If you sell more than a few items online, a helpful on-site search experience is crucial. Up to 30% of visitors use site search, and on sites with large catalogs, that goes up to 70%. Customers who use your store’s search feature have intent, so they convert at a 2x-4x higher rate than customers who browse.
Given these stats, it's surprising how many sites have search that fails under common use cases. A poor search experience leads to lost sales, damaged brand reputation, and wasted resources.
Here are six ways on-site search fails. If your site falls short in any of these categories, you're leaving money on the table. The good news? Fixing these issues is easier than you think and can lead to massive revenue gains.
Sometimes, your visitor knows what kind of product they want and a few attributes it should have. Think “red dress”, “32-inch monitor”, or “electric toothbrush”.
Most sites can handle basic attribute searches like these and display the correct results. The more sophisticated sites automatically present filtering checkboxes on the sidebar. But what about filtering that’s phrased naturally, like a customer would do at a store?
For example, searching for "monitors under $100" on this major electronics retailer's site works perfectly:
In contrast, it fails on this well-known site. The top matches aren't even monitors:
Why you should care: More visitors are searching with natural language on major search engines and social media sites. And now they're expecting the same capabilities in your online store. Keeping up is vital.
As part of the trend toward natural language search, visitors more often now include themes in their queries. Themes have fuzzy boundaries and may include occasions, seasons, locations, and more. They might search for "mid-century modern chairs" or "keto-friendly snacks". Closer to how visitors would talk with an assistant at a physical store.
This store identifies the intent behind "men’s workout clothes for cold weather":
Its closest competitor doesn't:
Why you should care: Visitors want to search the way they think and speak. As AI becomes pervasive, it will enable this customer understanding for all businesses. This will go from a differentiator today to a must-have tomorrow.
Product Category Search
When your visitor knows what kind of product they want but not which one, they may start by searching for the product type to narrow down their options. Think “monitors”, “fruit”, or “tires”. They want to know what you're offering in a particular category.
This seems straightforward, but regional differences in spelling, dialect, and convention mean visitors may use different terms for the same product type.

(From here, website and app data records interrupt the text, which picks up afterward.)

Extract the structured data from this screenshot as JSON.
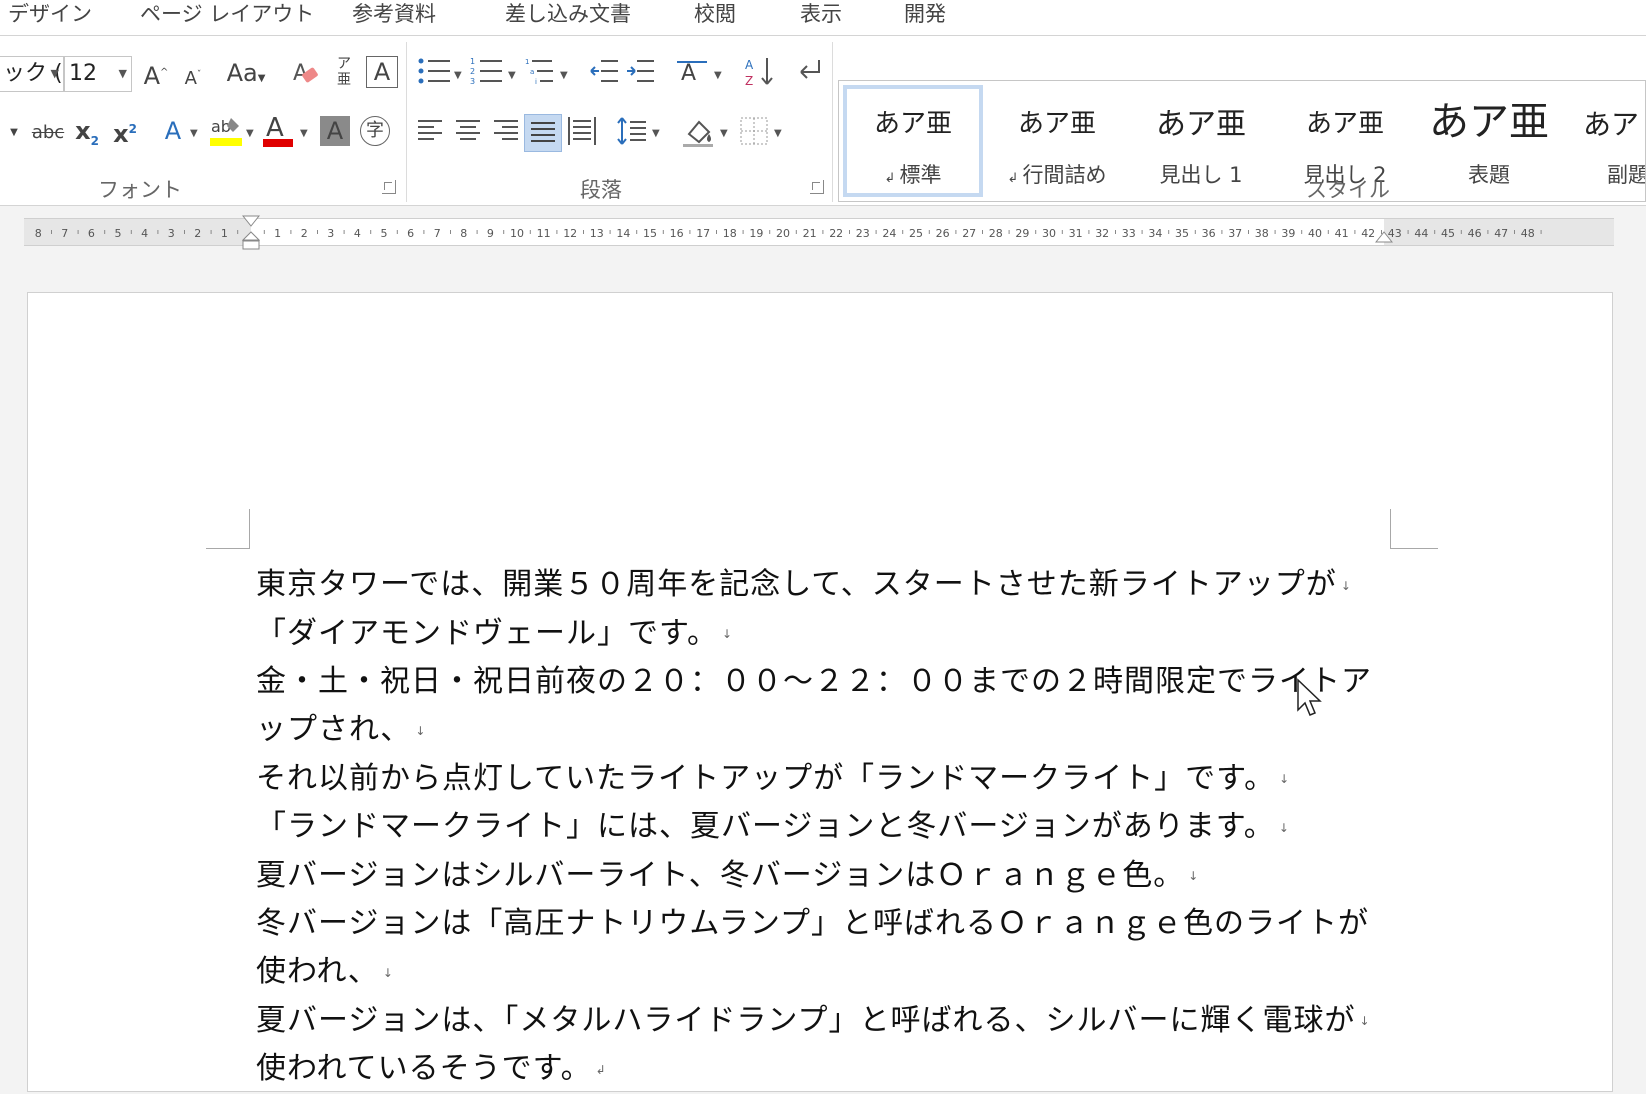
{
  "tabs": [
    "デザイン",
    "ページ レイアウト",
    "参考資料",
    "差し込み文書",
    "校閲",
    "表示",
    "開発"
  ],
  "font": {
    "name_value": "ック (",
    "size_value": "12",
    "group_label": "フォント",
    "case_label": "Aa",
    "highlight_color": "#ffff00",
    "font_color": "#e00000"
  },
  "paragraph": {
    "group_label": "段落"
  },
  "styles": {
    "group_label": "スタイル",
    "items": [
      {
        "sample": "あア亜",
        "name": "標準"
      },
      {
        "sample": "あア亜",
        "name": "行間詰め"
      },
      {
        "sample": "あア亜",
        "name": "見出し 1"
      },
      {
        "sample": "あア亜",
        "name": "見出し 2"
      },
      {
        "sample": "あア亜",
        "name": "表題"
      },
      {
        "sample": "あア",
        "name": "副題"
      }
    ]
  },
  "ruler": {
    "left_numbers": [
      "8",
      "7",
      "6",
      "5",
      "4",
      "3",
      "2",
      "1"
    ],
    "right_numbers": [
      "1",
      "2",
      "3",
      "4",
      "5",
      "6",
      "7",
      "8",
      "9",
      "10",
      "11",
      "12",
      "13",
      "14",
      "15",
      "16",
      "17",
      "18",
      "19",
      "20",
      "21",
      "22",
      "23",
      "24",
      "25",
      "26",
      "27",
      "28",
      "29",
      "30",
      "31",
      "32",
      "33",
      "34",
      "35",
      "36",
      "37",
      "38",
      "39",
      "40",
      "41",
      "42",
      "43",
      "44",
      "45",
      "46",
      "47",
      "48"
    ]
  },
  "document": {
    "paragraphs": [
      "東京タワーでは、開業５０周年を記念して、スタートさせた新ライトアップが",
      "「ダイアモンドヴェール」です。",
      "金・土・祝日・祝日前夜の２０：００～２２：００までの２時間限定でライトア",
      "ップされ、",
      "それ以前から点灯していたライトアップが「ランドマークライト」です。",
      "「ランドマークライト」には、夏バージョンと冬バージョンがあります。",
      "夏バージョンはシルバーライト、冬バージョンはＯｒａｎｇｅ色。",
      "冬バージョンは「高圧ナトリウムランプ」と呼ばれるＯｒａｎｇｅ色のライトが",
      "使われ、",
      "夏バージョンは、「メタルハライドランプ」と呼ばれる、シルバーに輝く電球が",
      "使われているそうです。"
    ]
  }
}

In this example, a major outdoor clothing store returns comprehensive results for both “beanie” and “toque”. In the latter case, the results are correct despite the “beanie” products not mentioning “toque” anywhere:
This competitor also returns results for “beanie” but fails to return anything for “toque”.
Why you should care: If a customer isn’t patient enough to try different terms, the result is a missed sale. In some cases, this can even damage brand perception.
When your visitor knows exactly what they want, they may search with a specific term such as a model number. This should be an easy sale but almost half of all sites miss the mark.
Searching on this store for a computer processor using its model number returns the correct item as well as similar items:
On the other hand, this online computer store fails to return anything, nor does it return similar items even though it carries them:
Why you should care: Keyword search has been around for decades, and everyone expects it to work. When a visitor doesn't get a match on a specific term, they think you don't have the item. At that point, they might use a web search engine where they’ll find your product listed along with your competitor’s, or even go directly to your competitor. The result is a lost sale.
Support slang, abbreviations, and typos
At this point, autocorrect is table stakes. It's rare to find a site that returns nothing because of a mistyped character.
What isn’t fully-supported yet is tolerance for common slang and abbreviations. Similar to how visitors may use different names for the same product type, they may also search for a product using a slang term.
A search for "strimmer" (a slang for "string trimmer") on this home improvement store works:
On another home improvement site that also carries string trimmers, it gets modified to "stripper":
Why you should care: Supporting slang and abbreviation is part of removing friction and letting users move through your site naturally. A smooth buying journey leads to better brand perception and, ultimately, more revenue.
Supporting autocomplete and suggestions
Autocomplete is still underutilized. Beyond just helping the user complete a query, a well-designed autocomplete should actively suggest possibilities for the user to follow.
A search for "dish" on this retailer's site yields several paths to follow:
Why you should care: Robust autocomplete minimizes guessing and helps visitors move forward.
Modernizing Your Site's Search Experience
So that's six ways e-commerce search can go wrong. As you can see, effective search combines technologies to help visitors find what they want and have a smooth experience along the way.
To recap the six ways:
- Intelligent filtering
- Thematic search
- Product category search
- Keyword search
- Supporting slang, abbreviations, and typos
- Supporting autocomplete and search suggestions
How good is your site search?
For a short time, we're offering audits to help online stores evaluate their site search experience. We'll go through your site, put the search through its paces, and come back to you with a detailed report on how your site search is doing and what can be improved.
The great news is that modernizing your site search is easier than you think, and it's a significant source of untapped revenue.
Contact us today to learn more.